Enhanced pricing infrastructure. This could take a variety of forms – better data to show how traits are being priced (e.g., to help searchers identify trait sniping opportunities), dynamic pricing mechanisms (like Sudoswap) to help price NFTs in aggregate rather than individually, sequential auctions for improved price discovery, or something else.
Infrastructure built to reduce exit (illiquidity) risk. I generally believe that it’s difficult to price an NFT and, because of that, fewer people are willing to make bids. Bargaining mechanisms could be one way to help. If a user has listed an NFT for 2 ETH and a buyer bids 1 ETH, there might exist a clearing price somewhere in the middle. Having a channel to negotiate could increase overall liquidity while also driving toward a better understanding of how to price NFTs. In fact, it’s likely that this category and the above (pricing infrastructure) will have significant overlap.
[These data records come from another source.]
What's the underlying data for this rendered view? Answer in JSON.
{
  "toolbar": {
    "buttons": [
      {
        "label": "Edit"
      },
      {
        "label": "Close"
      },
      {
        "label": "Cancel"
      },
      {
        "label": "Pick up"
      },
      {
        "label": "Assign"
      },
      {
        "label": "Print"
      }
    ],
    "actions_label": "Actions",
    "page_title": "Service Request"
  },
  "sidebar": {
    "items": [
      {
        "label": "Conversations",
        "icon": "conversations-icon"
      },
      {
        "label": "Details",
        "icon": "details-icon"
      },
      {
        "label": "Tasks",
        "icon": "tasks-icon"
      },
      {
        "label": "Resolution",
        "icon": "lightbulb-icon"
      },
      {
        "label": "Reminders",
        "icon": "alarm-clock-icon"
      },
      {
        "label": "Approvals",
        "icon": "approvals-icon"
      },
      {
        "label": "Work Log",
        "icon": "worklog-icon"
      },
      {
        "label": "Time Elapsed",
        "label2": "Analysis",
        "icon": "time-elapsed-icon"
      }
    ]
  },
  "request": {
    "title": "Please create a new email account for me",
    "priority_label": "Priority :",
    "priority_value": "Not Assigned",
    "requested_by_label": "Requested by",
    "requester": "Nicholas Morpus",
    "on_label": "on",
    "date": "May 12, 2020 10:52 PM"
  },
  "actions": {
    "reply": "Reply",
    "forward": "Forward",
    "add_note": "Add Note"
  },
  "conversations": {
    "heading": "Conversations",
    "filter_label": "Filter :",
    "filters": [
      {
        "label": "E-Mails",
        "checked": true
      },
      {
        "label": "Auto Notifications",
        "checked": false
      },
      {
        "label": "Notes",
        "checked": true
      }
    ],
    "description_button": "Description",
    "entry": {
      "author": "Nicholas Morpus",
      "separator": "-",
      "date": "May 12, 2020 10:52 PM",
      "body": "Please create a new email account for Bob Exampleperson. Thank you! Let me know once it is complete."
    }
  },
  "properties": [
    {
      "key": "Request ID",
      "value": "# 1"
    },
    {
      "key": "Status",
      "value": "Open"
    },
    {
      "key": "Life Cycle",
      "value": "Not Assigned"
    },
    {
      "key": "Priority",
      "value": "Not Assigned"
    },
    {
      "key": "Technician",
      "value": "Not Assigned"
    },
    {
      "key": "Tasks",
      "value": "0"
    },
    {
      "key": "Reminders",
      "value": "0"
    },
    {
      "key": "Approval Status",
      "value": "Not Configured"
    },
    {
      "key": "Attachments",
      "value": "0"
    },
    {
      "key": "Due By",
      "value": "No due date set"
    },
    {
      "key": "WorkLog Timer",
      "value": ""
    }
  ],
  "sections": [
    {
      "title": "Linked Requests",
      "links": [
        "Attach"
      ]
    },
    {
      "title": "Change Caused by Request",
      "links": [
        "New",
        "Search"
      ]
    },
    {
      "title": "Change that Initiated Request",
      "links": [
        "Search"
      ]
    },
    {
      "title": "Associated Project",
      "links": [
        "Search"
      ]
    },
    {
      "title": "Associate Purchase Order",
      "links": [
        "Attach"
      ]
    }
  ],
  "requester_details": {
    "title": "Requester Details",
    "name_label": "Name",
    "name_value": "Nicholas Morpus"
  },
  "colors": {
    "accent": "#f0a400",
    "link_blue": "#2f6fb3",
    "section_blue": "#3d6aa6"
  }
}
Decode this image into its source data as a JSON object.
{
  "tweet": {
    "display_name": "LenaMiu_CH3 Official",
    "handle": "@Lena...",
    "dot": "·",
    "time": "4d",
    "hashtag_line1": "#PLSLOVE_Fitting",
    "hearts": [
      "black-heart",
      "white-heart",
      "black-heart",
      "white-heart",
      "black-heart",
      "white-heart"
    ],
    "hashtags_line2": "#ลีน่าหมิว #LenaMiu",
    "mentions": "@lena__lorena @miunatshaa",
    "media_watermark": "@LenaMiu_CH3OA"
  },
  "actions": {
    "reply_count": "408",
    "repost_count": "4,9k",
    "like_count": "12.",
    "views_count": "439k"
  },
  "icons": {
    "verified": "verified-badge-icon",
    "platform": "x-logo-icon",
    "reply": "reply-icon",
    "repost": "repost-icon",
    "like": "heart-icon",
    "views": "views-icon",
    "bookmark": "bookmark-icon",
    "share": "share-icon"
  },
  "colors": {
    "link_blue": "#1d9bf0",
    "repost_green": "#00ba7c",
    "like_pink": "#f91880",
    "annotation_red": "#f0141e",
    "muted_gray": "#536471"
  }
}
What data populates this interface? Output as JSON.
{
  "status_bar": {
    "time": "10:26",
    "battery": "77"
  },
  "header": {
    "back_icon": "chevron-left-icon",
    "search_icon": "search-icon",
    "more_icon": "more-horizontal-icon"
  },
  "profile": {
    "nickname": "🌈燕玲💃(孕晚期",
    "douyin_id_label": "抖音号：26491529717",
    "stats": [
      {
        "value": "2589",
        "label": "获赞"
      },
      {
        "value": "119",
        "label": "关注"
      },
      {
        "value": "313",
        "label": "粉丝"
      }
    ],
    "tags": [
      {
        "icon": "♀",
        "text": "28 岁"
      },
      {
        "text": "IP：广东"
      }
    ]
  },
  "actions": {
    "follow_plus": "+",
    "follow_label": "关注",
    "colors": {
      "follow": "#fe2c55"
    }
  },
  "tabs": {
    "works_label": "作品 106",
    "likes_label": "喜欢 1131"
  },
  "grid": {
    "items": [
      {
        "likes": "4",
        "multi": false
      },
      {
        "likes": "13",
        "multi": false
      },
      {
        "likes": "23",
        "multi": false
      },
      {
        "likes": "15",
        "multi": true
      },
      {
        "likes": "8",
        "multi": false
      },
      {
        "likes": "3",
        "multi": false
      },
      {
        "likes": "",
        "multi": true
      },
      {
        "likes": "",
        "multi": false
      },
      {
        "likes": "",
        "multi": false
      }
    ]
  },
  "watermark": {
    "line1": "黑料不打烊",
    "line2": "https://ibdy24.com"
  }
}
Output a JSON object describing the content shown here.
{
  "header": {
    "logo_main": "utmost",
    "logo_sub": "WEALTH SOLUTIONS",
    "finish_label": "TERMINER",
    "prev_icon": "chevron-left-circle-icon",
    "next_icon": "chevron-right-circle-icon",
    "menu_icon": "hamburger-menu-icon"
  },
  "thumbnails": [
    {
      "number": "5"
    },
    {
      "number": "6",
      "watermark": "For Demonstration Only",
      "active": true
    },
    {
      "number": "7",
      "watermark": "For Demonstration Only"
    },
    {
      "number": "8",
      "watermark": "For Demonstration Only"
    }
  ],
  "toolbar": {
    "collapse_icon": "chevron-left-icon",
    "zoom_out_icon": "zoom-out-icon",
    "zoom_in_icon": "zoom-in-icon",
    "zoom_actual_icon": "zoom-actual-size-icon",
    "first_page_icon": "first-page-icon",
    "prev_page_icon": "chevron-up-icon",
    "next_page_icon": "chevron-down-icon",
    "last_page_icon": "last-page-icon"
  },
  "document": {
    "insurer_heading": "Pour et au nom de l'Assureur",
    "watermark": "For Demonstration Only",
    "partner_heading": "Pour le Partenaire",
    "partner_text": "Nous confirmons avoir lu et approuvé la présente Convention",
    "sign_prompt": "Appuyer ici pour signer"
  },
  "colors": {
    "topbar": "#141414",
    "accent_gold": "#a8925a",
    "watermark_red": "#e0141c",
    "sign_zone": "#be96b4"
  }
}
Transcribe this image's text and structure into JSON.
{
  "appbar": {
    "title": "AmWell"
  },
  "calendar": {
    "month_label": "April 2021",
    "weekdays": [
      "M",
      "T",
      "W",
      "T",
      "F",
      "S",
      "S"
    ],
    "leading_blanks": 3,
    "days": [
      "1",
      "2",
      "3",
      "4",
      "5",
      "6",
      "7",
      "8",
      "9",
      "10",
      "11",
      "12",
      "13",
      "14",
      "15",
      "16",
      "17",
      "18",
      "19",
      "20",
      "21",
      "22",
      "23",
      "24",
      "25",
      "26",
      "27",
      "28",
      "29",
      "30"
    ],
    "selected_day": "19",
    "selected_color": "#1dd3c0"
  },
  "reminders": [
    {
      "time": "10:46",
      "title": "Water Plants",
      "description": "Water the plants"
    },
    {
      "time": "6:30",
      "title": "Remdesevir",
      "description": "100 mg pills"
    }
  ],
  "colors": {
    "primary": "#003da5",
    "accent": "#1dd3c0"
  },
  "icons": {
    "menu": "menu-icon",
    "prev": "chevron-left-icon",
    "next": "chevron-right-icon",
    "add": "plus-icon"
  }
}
Increasingly efficient fulfillment protocols and tooling. As orders get more complicated (e.g., sellers starting to list multiple NFTs within a given order) and more active traders and/or market makers enter the space, finding efficient ways to match or fill orders can improve the trading experience. Seaport and Reservoir are good examples of complementary infrastructure in this category; both help facilitate shared liquidity among marketplaces, which allows for more efficient discovery and matching in environments of diverse preferences. Relatedly, the surface area for identifying coincidences of wants will continue to grow, with opportunities to build preference-aware matching solutions that specialize in partial fills across a web of orders. I also imagine there are ways to better cater to different types of traders: pro traders may want near-instant transfers, but more retail-oriented consumers may be fine for a bid to get accepted at time X but technically fulfilled / transferred a number of hours later, when gas costs are lower.
Looking toward the future, I strongly believe we’re going to see more of a spectrum develop around the non-fungibility of tokens. The current state is that most NFTs are heterogeneous and thus have difficulty serving as substitutes. Shared traits or floor tokens more closely resemble substitutes, but consumer preferences could still differ. Contrast that to NFTs that serve as ground pass tickets at a golf event – where heterogeneity might exist in that certain traits (such as date) create differences in preferences, but on the whole they act as near-substitutes because a consumer does discriminate between tickets on a set day (given that all provide equal access to the event). As the spectrum develops, and NFTs start to represent everything from onchain art to tickets, affiliate links, IP licenses, property titles, and more, I imagine we’ll see even more MEV emerge.
On the whole, it feels like we’re still in the early innings of NFTs. I enjoy thinking about NFTs because I find them a great way to bring exogenous capital into the crypto ecosystem, and I think the design space is wide open. But in the early stages of any market, there are always inefficiencies that exist. I’m hopeful that exploring how MEV persists throughout the market – and what opportunities such exploration highlights for building more delightful user experiences – will help pave the path for greater adoption.
Technically, changing the price requires creating a new order. Seaport will always default to the lowest listing, and creating a new listing does not require gas fees (a new listing is distinct from setting an initial approval). If someone changes their listing to be at a higher price, the new order doesn’t require any additional gas. However, they do need to cancel the old order (to remove the lower-priced listing), and the cancellation does cost gas.
Pikapool is the main player that I know innovating in this space; any NFT projects interested in re-capturing value during mints should check them out!